There is a difference of opinion on the morality of this issue, but the left has successfully framed the debate so that those who do not support the gay agenda are anti-gay.  Look back at the original story.  The unnamed groups was characterized as “anti-gay.”  I don’t know who they are talking about but I can assure you that the group in question likely does not exist for the purpose of being “anti-gay.”  They probably are “pro-family,” as they understand the term.  They are very likely only anti-gay in this sense – they do not subscribe to the gay agenda.  Very few groups advocate the denial of civil rights to gay people, as you suggest, except for extending the definition of marriage to include gay relationships.  Now, if the definition of marriage is merely an arbitrary social convention, then of course we can define it any way we want.  But while some are apparently unclear on what the meaning of the word “is” is, others do not think it is that arbitrary.  A healthy difference of opinion is fine, but let’s make it a fair discussion.  Such rhetorical strategies as labeling everyone who doesn’t agree with the gay marriage agenda skew the entire issue.  By framing the debate in such a way make the pronouncements of those who do not agree with the gay agenda as “hate speech,” or at least as intolerance.  Is it not possible to be morally opposed to the gay agenda of equating gay relationships with marriage?  If the gay community can only “feel the love” by others delegitimizing the strongly held moral beliefs of those who disagree with them, then perhaps that is one of the reasons that they do not “feel the love.”  It’s a two way street.  Even when you feel that you are being unfairly treated, you have to give respect to get it.  Rev. Martin Luther King, Jr. understood this.

MNB user Jeff Gray wrote:

As a Christian businessman, I am many times criticized for my decisions. Many companies claim to measure things morally and ethically because those terms have a cloudy definition. I add righteously to my decision making. In a country where most claim to be Christian but an immoral majority seems increasingly to be the norm, I can only hope that one day I can make the stand that Cathy has made. It seems Cathy truly hates the sin but loves the sinner. KC, maybe one day we will meet and I can help you understand life as God has created it. Either way, I may go to my grave poor one day, but knowing I made God honoring decisions.

I realize that this may annoy some folks, but...what you really want to teach me is life as you believe God has created it.

Which is fine. But is not the same thing.

Another MNB user wrote:

I find it absolutely fantastic that a company is willing to act as they believe. This in itself says a lot about the company. I would be elated to get some criticism from “the gay groups”.  To me it would mean I am doing something right. “Love your neighbor as yourself “ is totally different than accept what your neighbor does as being right.

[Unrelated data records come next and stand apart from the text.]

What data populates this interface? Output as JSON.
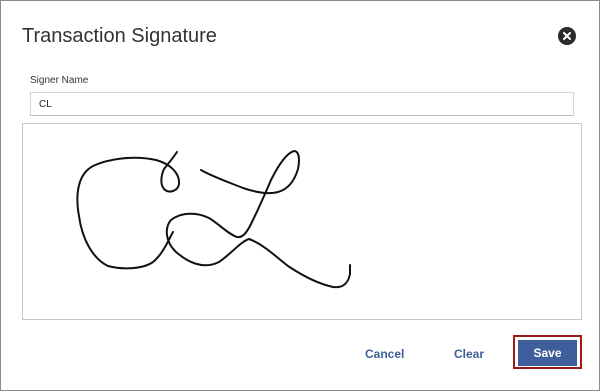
{
  "dialog": {
    "title": "Transaction Signature",
    "close_icon": "close-circle-icon"
  },
  "signer": {
    "label": "Signer Name",
    "value": "CL"
  },
  "signature_pad": {
    "stroke_color": "#111111"
  },
  "actions": {
    "cancel_label": "Cancel",
    "clear_label": "Clear",
    "save_label": "Save"
  },
  "colors": {
    "primary": "#3f5e9c",
    "focus_outline": "#9b1b1b"
  }
}
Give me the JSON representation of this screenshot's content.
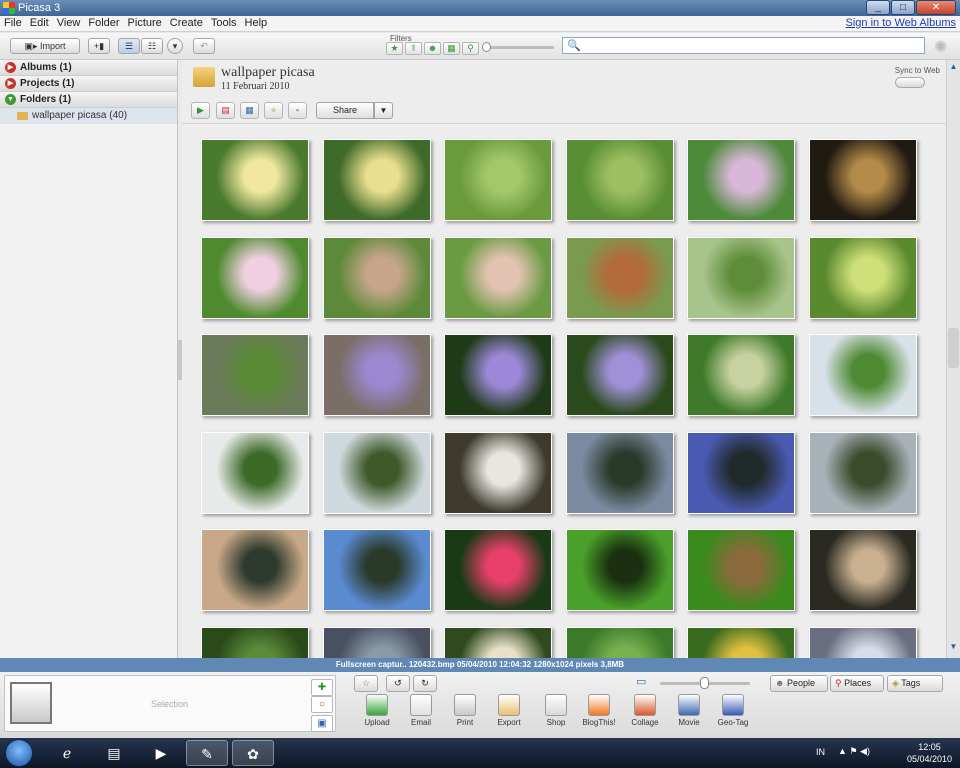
{
  "window": {
    "title": "Picasa 3",
    "minimize": "_",
    "maximize": "□",
    "close": "✕"
  },
  "menu": {
    "items": [
      "File",
      "Edit",
      "View",
      "Folder",
      "Picture",
      "Create",
      "Tools",
      "Help"
    ],
    "signin": "Sign in to Web Albums"
  },
  "toolbar": {
    "import_label": "Import",
    "filters_label": "Filters",
    "search_placeholder": ""
  },
  "sidebar": {
    "sections": [
      {
        "label": "Albums (1)",
        "state": "collapsed"
      },
      {
        "label": "Projects (1)",
        "state": "collapsed"
      },
      {
        "label": "Folders (1)",
        "state": "expanded"
      }
    ],
    "folder": "wallpaper picasa (40)"
  },
  "folder": {
    "title": "wallpaper picasa",
    "date": "11 Februari 2010",
    "sync_label": "Sync to Web"
  },
  "actions": {
    "share_label": "Share"
  },
  "thumbnails": [
    {
      "c1": "#4a7a2e",
      "c2": "#f1e7a0"
    },
    {
      "c1": "#3f6b2a",
      "c2": "#e9df8e"
    },
    {
      "c1": "#6a9a3c",
      "c2": "#a3c86a"
    },
    {
      "c1": "#5a8e34",
      "c2": "#9cc060"
    },
    {
      "c1": "#4d8a3a",
      "c2": "#d8b7d8"
    },
    {
      "c1": "#1f1a12",
      "c2": "#b48a48"
    },
    {
      "c1": "#4f8a2e",
      "c2": "#f0cfe2"
    },
    {
      "c1": "#5d8a3a",
      "c2": "#c7a58a"
    },
    {
      "c1": "#6a9a42",
      "c2": "#e2c2b0"
    },
    {
      "c1": "#7a9a50",
      "c2": "#b46a3a"
    },
    {
      "c1": "#a7c48a",
      "c2": "#5e8c3a"
    },
    {
      "c1": "#5a8a2e",
      "c2": "#cfe07a"
    },
    {
      "c1": "#6b7a5a",
      "c2": "#5a8a36"
    },
    {
      "c1": "#7a6e66",
      "c2": "#9a88d0"
    },
    {
      "c1": "#1e3a16",
      "c2": "#9c88d8"
    },
    {
      "c1": "#2a4a1c",
      "c2": "#a090d8"
    },
    {
      "c1": "#3e7a2a",
      "c2": "#c8d2a0"
    },
    {
      "c1": "#d8e0e8",
      "c2": "#4e8a32"
    },
    {
      "c1": "#e6eae8",
      "c2": "#3e6a28"
    },
    {
      "c1": "#cfd8dc",
      "c2": "#3e5a2a"
    },
    {
      "c1": "#3e3a2e",
      "c2": "#e8e6e0"
    },
    {
      "c1": "#7a8aa0",
      "c2": "#2a3a2a"
    },
    {
      "c1": "#4a5ab0",
      "c2": "#202a2a"
    },
    {
      "c1": "#a8b0b8",
      "c2": "#3a4a2a"
    },
    {
      "c1": "#c8a888",
      "c2": "#2e3a2e"
    },
    {
      "c1": "#5a8ad0",
      "c2": "#2a3a2a"
    },
    {
      "c1": "#1a3a16",
      "c2": "#e8406a"
    },
    {
      "c1": "#4aa02a",
      "c2": "#1a3010"
    },
    {
      "c1": "#3a8a1e",
      "c2": "#8a6a3a"
    },
    {
      "c1": "#2a2a22",
      "c2": "#c8b090"
    },
    {
      "c1": "#2a4a1a",
      "c2": "#5a8a3a"
    },
    {
      "c1": "#4a5060",
      "c2": "#8a9aa8"
    },
    {
      "c1": "#2e4a1e",
      "c2": "#e8e0c8"
    },
    {
      "c1": "#3a7a2a",
      "c2": "#7ab050"
    },
    {
      "c1": "#3a6a1e",
      "c2": "#e0c040"
    },
    {
      "c1": "#6a6e80",
      "c2": "#d8dce8"
    }
  ],
  "statusbar": {
    "text": "Fullscreen captur.. 120432.bmp    05/04/2010 12:04:32    1280x1024 pixels    3,8MB"
  },
  "tray": {
    "selection_label": "Selection",
    "tools": [
      {
        "label": "Upload",
        "color": "#3aa43a"
      },
      {
        "label": "Email",
        "color": "#e0e0e0"
      },
      {
        "label": "Print",
        "color": "#c8c8c8"
      },
      {
        "label": "Export",
        "color": "#e8c070"
      },
      {
        "label": "Shop",
        "color": "#d8d8d8"
      },
      {
        "label": "BlogThis!",
        "color": "#f07820"
      },
      {
        "label": "Collage",
        "color": "#d85a2a"
      },
      {
        "label": "Movie",
        "color": "#3a6ab0"
      },
      {
        "label": "Geo-Tag",
        "color": "#3a5ab8"
      }
    ],
    "people_label": "People",
    "places_label": "Places",
    "tags_label": "Tags"
  },
  "taskbar": {
    "lang": "IN",
    "time": "12:05",
    "date": "05/04/2010"
  }
}
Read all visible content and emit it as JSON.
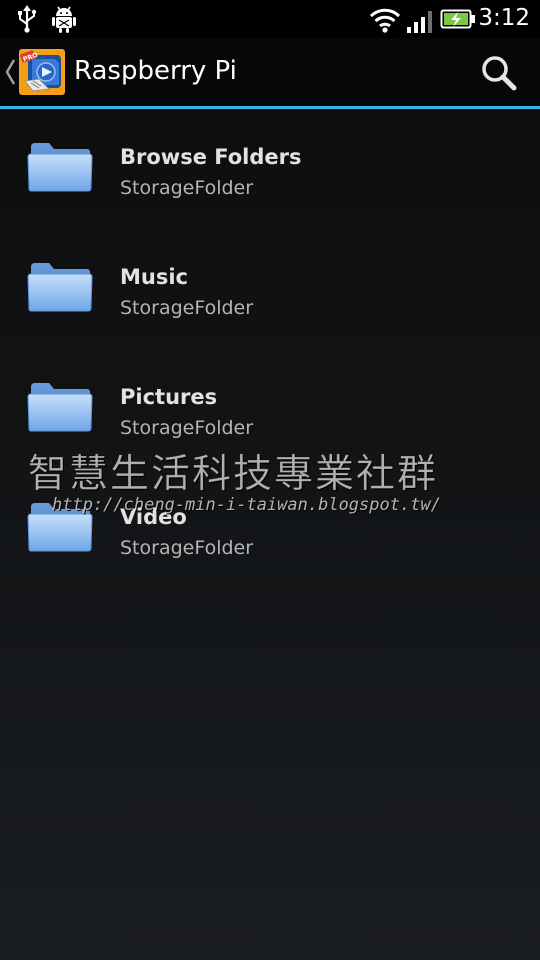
{
  "status_bar": {
    "time": "3:12",
    "icons": [
      "usb-icon",
      "android-debug-icon",
      "wifi-icon",
      "signal-icon",
      "battery-charging-icon"
    ]
  },
  "action_bar": {
    "title": "Raspberry Pi",
    "app_icon": "app-logo-icon",
    "app_icon_badge": "PRO",
    "back_icon": "back-caret-icon",
    "search_icon": "search-icon",
    "accent_color": "#33b5e5"
  },
  "folders": [
    {
      "title": "Browse Folders",
      "subtitle": "StorageFolder",
      "icon": "folder-icon"
    },
    {
      "title": "Music",
      "subtitle": "StorageFolder",
      "icon": "folder-icon"
    },
    {
      "title": "Pictures",
      "subtitle": "StorageFolder",
      "icon": "folder-icon"
    },
    {
      "title": "Video",
      "subtitle": "StorageFolder",
      "icon": "folder-icon"
    }
  ],
  "watermark": {
    "line1": "智慧生活科技專業社群",
    "line2": "http://cheng-min-i-taiwan.blogspot.tw/"
  }
}
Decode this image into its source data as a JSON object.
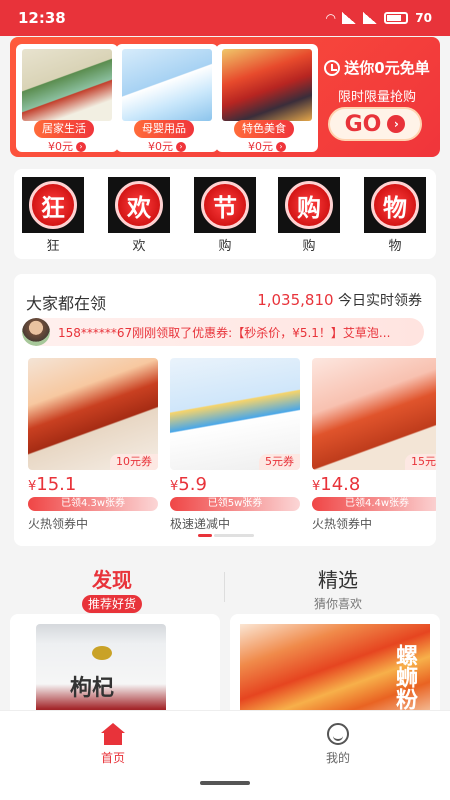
{
  "status": {
    "time": "12:38",
    "battery": "70"
  },
  "banner": {
    "cards": [
      {
        "tag": "居家生活",
        "price": "¥0元"
      },
      {
        "tag": "母婴用品",
        "price": "¥0元"
      },
      {
        "tag": "特色美食",
        "price": "¥0元"
      }
    ],
    "promo_title": "送你0元免单",
    "promo_sub": "限时限量抢购",
    "go_label": "GO"
  },
  "festival": {
    "items": [
      {
        "char": "狂",
        "label": "狂"
      },
      {
        "char": "欢",
        "label": "欢"
      },
      {
        "char": "节",
        "label": "购"
      },
      {
        "char": "购",
        "label": "购"
      },
      {
        "char": "物",
        "label": "物"
      }
    ]
  },
  "coupons": {
    "title": "大家都在领",
    "count": "1,035,810",
    "count_suffix": " 今日实时领券",
    "ticker": "158******67刚刚领取了优惠券:【秒杀价，¥5.1！】艾草泡...",
    "products": [
      {
        "coupon": "10元券",
        "price": "15.1",
        "claimed": "已领4.3w张券",
        "status": "火热领券中"
      },
      {
        "coupon": "5元券",
        "price": "5.9",
        "claimed": "已领5w张券",
        "status": "极速递减中"
      },
      {
        "coupon": "15元",
        "price": "14.8",
        "claimed": "已领4.4w张券",
        "status": "火热领券中"
      }
    ],
    "currency": "¥"
  },
  "tabs": {
    "discover": {
      "title": "发现",
      "sub": "推荐好货"
    },
    "picks": {
      "title": "精选",
      "sub": "猜你喜欢"
    }
  },
  "feed": {
    "items": [
      {
        "label": "枸杞"
      },
      {
        "label": "螺蛳粉"
      }
    ]
  },
  "nav": {
    "home": "首页",
    "me": "我的"
  },
  "colors": {
    "accent": "#e8333a"
  }
}
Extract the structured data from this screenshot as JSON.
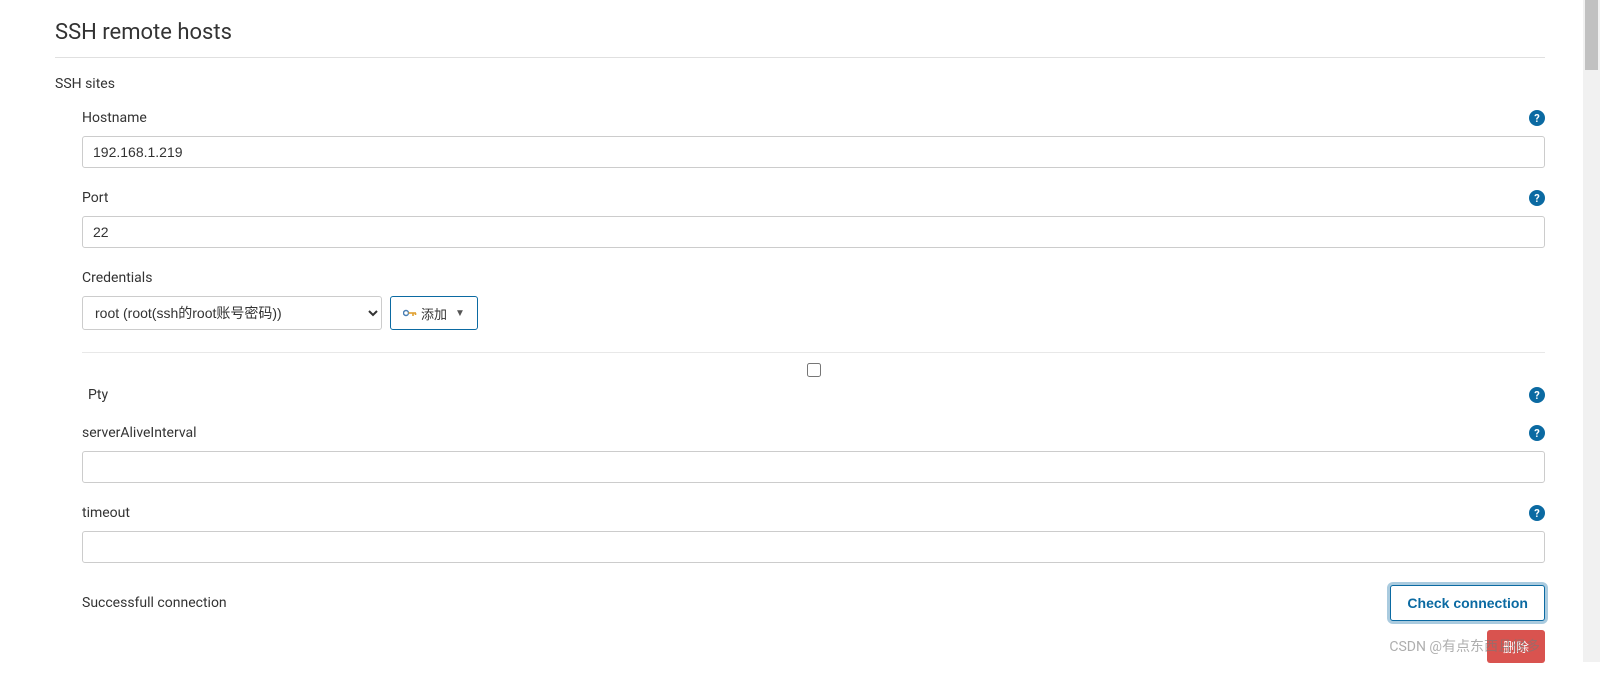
{
  "section": {
    "title": "SSH remote hosts",
    "subsection": "SSH sites"
  },
  "fields": {
    "hostname": {
      "label": "Hostname",
      "value": "192.168.1.219"
    },
    "port": {
      "label": "Port",
      "value": "22"
    },
    "credentials": {
      "label": "Credentials",
      "selected": "root (root(ssh的root账号密码))",
      "add_label": "添加"
    },
    "pty": {
      "label": "Pty",
      "checked": false
    },
    "serverAliveInterval": {
      "label": "serverAliveInterval",
      "value": ""
    },
    "timeout": {
      "label": "timeout",
      "value": ""
    }
  },
  "status": {
    "message": "Successfull connection",
    "check_button": "Check connection"
  },
  "buttons": {
    "delete": "删除"
  },
  "watermark": "CSDN @有点东西且很多",
  "help_glyph": "?"
}
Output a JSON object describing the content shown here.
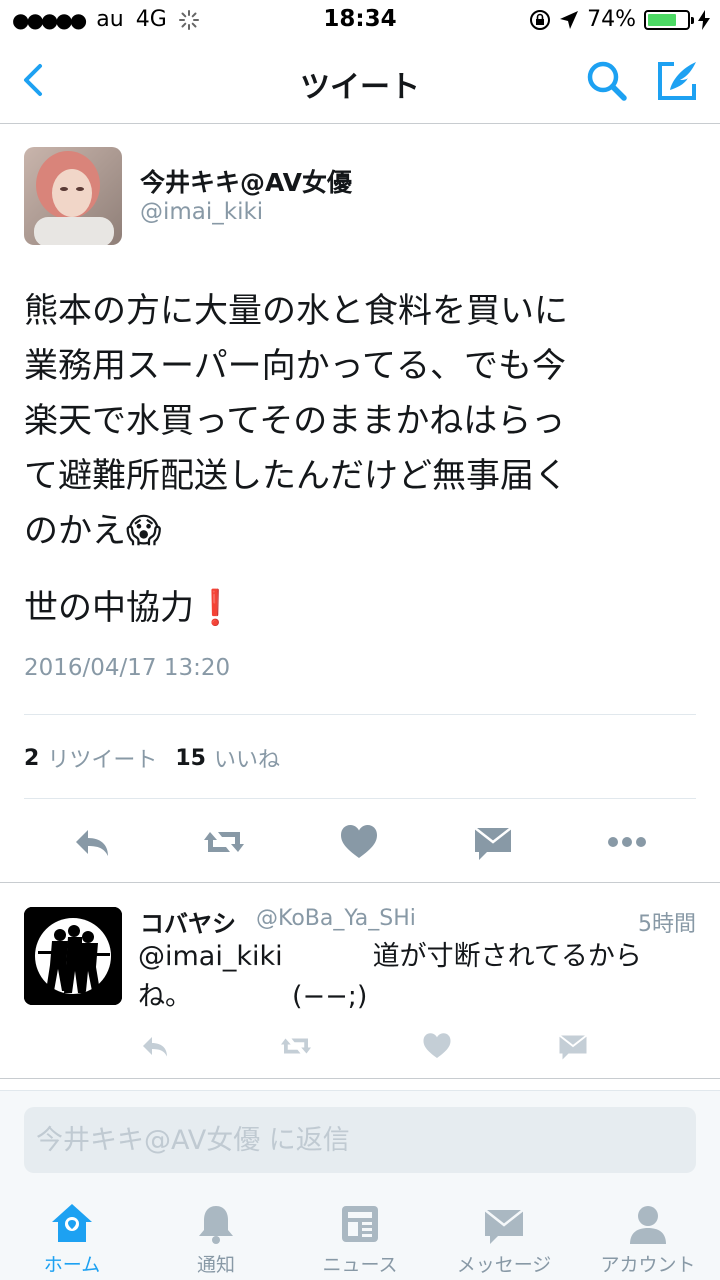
{
  "status_bar": {
    "carrier": "au",
    "network": "4G",
    "time": "18:34",
    "battery": "74%",
    "battery_level": 0.74
  },
  "nav": {
    "title": "ツイート",
    "icons": [
      "back-icon",
      "search-icon",
      "compose-icon"
    ],
    "accent_color": "#1da1f2"
  },
  "tweet": {
    "display_name": "今井キキ@AV女優",
    "handle": "@imai_kiki",
    "text_lines": [
      "熊本の方に大量の水と食料を買いに",
      "業務用スーパー向かってる、でも今",
      "楽天で水買ってそのままかねはらっ",
      "て避難所配送したんだけど無事届く",
      "のかえ😱"
    ],
    "text_second": "世の中協力❗️",
    "timestamp": "2016/04/17 13:20",
    "retweet_count": "2",
    "retweet_label": "リツイート",
    "like_count": "15",
    "like_label": "いいね",
    "actions": [
      "reply-icon",
      "retweet-icon",
      "like-icon",
      "message-icon",
      "more-icon"
    ]
  },
  "reply": {
    "display_name": "コバヤシ",
    "handle": "@KoBa_Ya_SHi",
    "time": "5時間",
    "mention": "@imai_kiki",
    "text_part1": "道が寸断されてるから",
    "text_part2": "ね。",
    "text_part3": "(−−;)"
  },
  "reply_box": {
    "placeholder": "今井キキ@AV女優 に返信"
  },
  "tabbar": {
    "items": [
      {
        "label": "ホーム",
        "icon": "home-icon",
        "active": true
      },
      {
        "label": "通知",
        "icon": "bell-icon",
        "active": false
      },
      {
        "label": "ニュース",
        "icon": "news-icon",
        "active": false
      },
      {
        "label": "メッセージ",
        "icon": "envelope-icon",
        "active": false
      },
      {
        "label": "アカウント",
        "icon": "person-icon",
        "active": false
      }
    ]
  }
}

This is a concept that a whole bunch of folks fail to grasp. Have a nice day.

Once again, let’s be clear. You have a right to accept what you want to accept, and reject what you want to reject - as long as you don’t infringe on people’s civil rights.

And I have no problem with companies that act according to their beliefs, as long as they don’t infringe on people’s civil rights. Which, I would argue, Chick-fil-A did not do. The company did not infringe on anyone’s rights.

But, it did indicate a cultural position that could hurt its expansion efforts. And that’s what the story was all about, and the subject that my commentary focused on.
KC's View: